--- ASSIGNED TASK ---
Lines from the listing below that contain the string "value" are to be reported.

THE DATA Start Marker

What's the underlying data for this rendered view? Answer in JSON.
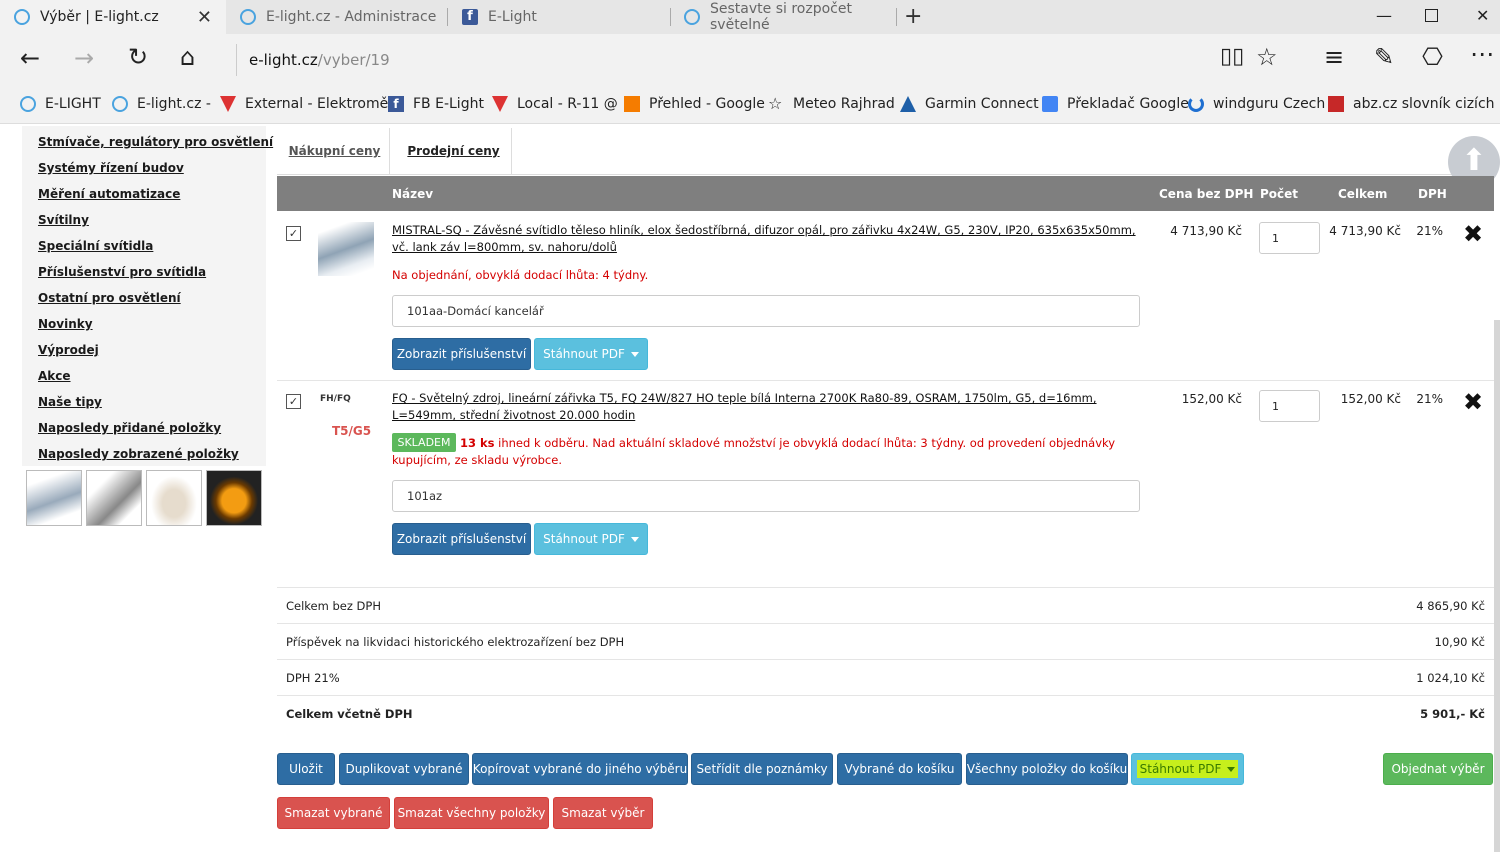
{
  "browser": {
    "tabs": [
      {
        "title": "Výběr | E-light.cz"
      },
      {
        "title": "E-light.cz - Administrace"
      },
      {
        "title": "E-Light"
      },
      {
        "title": "Sestavte si rozpočet světelné"
      }
    ],
    "new_tab": "+",
    "url_domain": "e-light.cz",
    "url_path": "/vyber/19",
    "favorites": [
      {
        "label": "E-LIGHT"
      },
      {
        "label": "E-light.cz -"
      },
      {
        "label": "External - Elektroměr"
      },
      {
        "label": "FB E-Light"
      },
      {
        "label": "Local - R-11 @"
      },
      {
        "label": "Přehled - Google"
      },
      {
        "label": "Meteo Rajhrad"
      },
      {
        "label": "Garmin Connect"
      },
      {
        "label": "Překladač Google"
      },
      {
        "label": "windguru Czech"
      },
      {
        "label": "abz.cz slovník cizích"
      }
    ]
  },
  "sidebar": {
    "links": [
      "Stmívače, regulátory pro osvětlení",
      "Systémy řízení budov",
      "Měření automatizace",
      "Svítilny",
      "Speciální svítidla",
      "Příslušenství pro svítidla",
      "Ostatní pro osvětlení",
      "Novinky",
      "Výprodej",
      "Akce",
      "Naše tipy",
      "Naposledy přidané položky",
      "Naposledy zobrazené položky"
    ]
  },
  "content": {
    "tabs": [
      "Nákupní ceny",
      "Prodejní ceny"
    ],
    "columns": {
      "name": "Název",
      "price": "Cena bez DPH",
      "qty": "Počet",
      "total": "Celkem",
      "vat": "DPH"
    },
    "items": [
      {
        "name": "MISTRAL-SQ - Závěsné svítidlo těleso hliník, elox šedostříbrná, difuzor opál, pro zářivku 4x24W, G5, 230V, IP20, 635x635x50mm, vč. lank záv l=800mm, sv. nahoru/dolů",
        "availability": "Na objednání, obvyklá dodací lhůta: 4 týdny.",
        "price": "4 713,90 Kč",
        "qty": "1",
        "total": "4 713,90 Kč",
        "vat": "21%",
        "note": "101aa-Domácí kancelář"
      },
      {
        "name": "FQ - Světelný zdroj, lineární zářivka T5, FQ 24W/827 HO teple bílá Interna 2700K Ra80-89, OSRAM, 1750lm, G5, d=16mm, L=549mm, střední životnost 20.000 hodin",
        "stock_badge": "SKLADEM",
        "stock_count": "13 ks",
        "stock_text": "ihned k odběru. Nad aktuální skladové množství je obvyklá dodací lhůta: 3 týdny. od provedení objednávky kupujícím, ze skladu výrobce.",
        "thumb_label_top": "FH/FQ",
        "thumb_label_bottom": "T5/G5",
        "price": "152,00 Kč",
        "qty": "1",
        "total": "152,00 Kč",
        "vat": "21%",
        "note": "101az"
      }
    ],
    "item_buttons": {
      "accessories": "Zobrazit příslušenství",
      "pdf": "Stáhnout PDF"
    },
    "summary": [
      {
        "label": "Celkem bez DPH",
        "value": "4 865,90 Kč"
      },
      {
        "label": "Příspěvek na likvidaci historického elektrozařízení bez DPH",
        "value": "10,90 Kč"
      },
      {
        "label": "DPH 21%",
        "value": "1 024,10 Kč"
      },
      {
        "label": "Celkem včetně DPH",
        "value": "5 901,- Kč"
      }
    ],
    "actions": {
      "save": "Uložit",
      "duplicate": "Duplikovat vybrané",
      "copy": "Kopírovat vybrané do jiného výběru",
      "sort": "Setřídit dle poznámky",
      "selected_to_cart": "Vybrané do košíku",
      "all_to_cart": "Všechny položky do košíku",
      "download_pdf": "Stáhnout PDF",
      "order": "Objednat výběr",
      "delete_selected": "Smazat vybrané",
      "delete_all": "Smazat všechny položky",
      "delete_selection": "Smazat výběr"
    }
  }
}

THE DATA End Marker

--- RESULT BELOW ---
        "value": "4 865,90 Kč"
        "value": "10,90 Kč"
        "value": "1 024,10 Kč"
        "value": "5 901,- Kč"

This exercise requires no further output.